Inside Labour: Women’s oppression and the potential irony of orange

WHEN Amina Mohammed, deputy secretary general of the United Nations, delivered her powerful Nelson Mandela Foundation lecture in Cape Town last Saturday, she highlighted the disproportionate suffering of the female half of humanity.

In an auditorium festooned with the “bright and optimistic colour” of orange, she gave the depressing details of the ongoing oppression of women, coupled with the cry to action to achieve UN sustainability goals.

It was stirring stuff, and timely. And there is the request that all should wear orange on the 25th of every month as a sign of demanding the end to oppression of women.

I also felt chided for not having included the position of women in my column last week about the exploitation of children. Women are, after all, the child bearers, overwhelmingly the child rearers and among the greatest sufferers in the lunatic race to the bottom that our present economic system forces workers to engage in.

I plead guilty. However, I confess that I am not overly moved by arguments about the dearth of women CEOs of major corporations: a boss of whatever gender or ethnicity remains a boss, subject to exactly the same pressures. And “good bosses”, in trade union and worker terms, tend to go bust. Besides, if we don’t go beyond only wearing orange every month, we will largely be wasting our time.

For me, the awful tragedy of Rana Plaza in Bangladesh epitomised the systemic horrors workers face, coupled with its inevitable gender bias. On that occasion on April 24, 2013, an eight-storey building collapsed, killing at least 1 134 garment workers and injuring 2 500 more, nearly 2 700 of the dead and injured being young women between the ages of 18 and 20.

Before the collapse, cracks had appeared in the building. The shops and bank housed on the ground floor vacated it. But the garment workers labouring on the upper floors, three of which had been added without planning permission on an already sub-standard building, were ordered to continue working. They had to because pressure was on the meet deadlines set by the international buyers.

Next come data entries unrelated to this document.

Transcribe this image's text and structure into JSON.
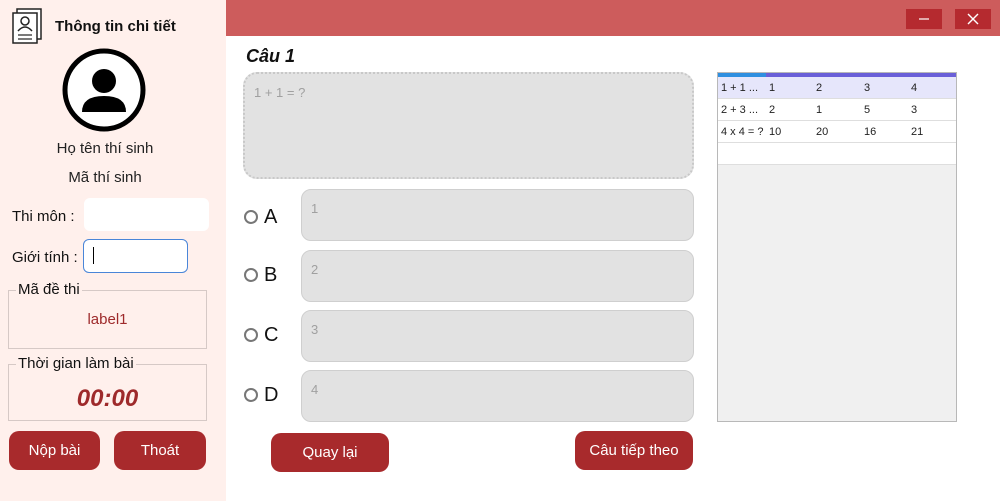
{
  "sidebar": {
    "header_title": "Thông tin chi tiết",
    "candidate_name": "Họ tên thí sinh",
    "candidate_id": "Mã thí sinh",
    "subject_label": "Thi môn :",
    "subject_value": "",
    "gender_label": "Giới tính :",
    "gender_value": "",
    "exam_code_title": "Mã đề thi",
    "exam_code_value": "label1",
    "time_title": "Thời gian làm bài",
    "time_value": "00:00",
    "submit_label": "Nộp bài",
    "exit_label": "Thoát"
  },
  "window": {
    "minimize_icon": "minimize-icon",
    "close_icon": "close-icon",
    "titlebar_color": "#cd5c5c"
  },
  "question": {
    "title": "Câu 1",
    "text": "1 + 1 = ?",
    "options": [
      {
        "letter": "A",
        "text": "1"
      },
      {
        "letter": "B",
        "text": "2"
      },
      {
        "letter": "C",
        "text": "3"
      },
      {
        "letter": "D",
        "text": "4"
      }
    ]
  },
  "nav": {
    "back_label": "Quay lại",
    "next_label": "Câu tiếp theo"
  },
  "grid": {
    "rows": [
      [
        "1 + 1 ...",
        "1",
        "2",
        "3",
        "4"
      ],
      [
        "2 + 3 ...",
        "2",
        "1",
        "5",
        "3"
      ],
      [
        "4 x 4 = ?",
        "10",
        "20",
        "16",
        "21"
      ]
    ]
  },
  "colors": {
    "accent": "#a82a2c",
    "sidebar_bg": "#fff0ec",
    "selected_row": "#e6e6fb"
  }
}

Working on tight margins and with tight schedules imposed by the likes of Walmart, GAP and other leading brands, the factory owners could not countenance any delays or increased costs. So the workers were ordered in. And then the building, its structure shaken by thousands of feet and vibrating machinery, gave way. 

It took three weeks of digging to unearth the bodies to reach an official death toll of 1 134. However, among the more than 2 500 injured, a number died later as a result of the injuries they sustained.

It was the worst factory disaster in history and, as a consequence, there was much wailing and gnashing of teeth among trade unions and human rights organisations. This was accompanied by blatantly hypocritical mouthings from some of the global chains whose products were being manufactured in the Rana Plaza building.

It was not their fault, they said. They had merely placed orders with Bangladeshi factories and were unaware of the conditions in which the workers had laboured or, for that matter, the state of the building. But they were named and shamed and the international trade union movement rallied to secure an agreement about improved conditions and the “ethical” production of goods.

Significantly, several leading brands missed the deadline to sign up to it.

Nearly five years down the line, very little has changed, although global brands now seem more aware that bad publicity about the treatment of workers producing their goods could impact negatively on their image and sales. As a result, there has been an increasing tendency among leading companies to stress that their products are produced “ethically”.

A classic recent example is American Apparel that advertises - along with video clips of apparently happy workers - that its clothing products are “Globally sourced, Ethically made, and sweatshop free”. But, according to evidence produced by the Washington-based Worker Rights Consortium, that claim is far from the truth.

Many other leading companies who, like all the major sportswear labels, outsource production to wherever they can secure the cheapest price, also claim now to insist on “ethical” production and decent wages and conditions for workers.

Here is hypocrisy writ large: because these companies, in a globally competitive environment, still have to seek - and demand - the cheapest possible production cost.

And, of course, there is nothing to stop a factory awarded a contract by a global brand from outsourcing work. In fact, most have to do so since they could not profitably produce the goods required at the price quoted if they did so in their own “ethically approved” facilities.

This amounts to window dressing for global brands ranging from footwear to lingerie, clothing, and a whole range of fashionable bling, glitter and electronic gadgetry. This in a world where the International Labour Organisation estimates that there were, in 2016, nearly 25 million women, children and men working in forced or slave labour conditions.

Among these are prison labourers who over the years have, in the United States, for example, stitched for cents an hour some of the highest-priced lingerie brands in the world.

So let us by all means wear orange on the 25th of every month. However, the ultimate irony would be if the orange shirt, scarf, skirt, blouse or scarf so flouted was made by the very sweated/slave labour it was designed to protest about.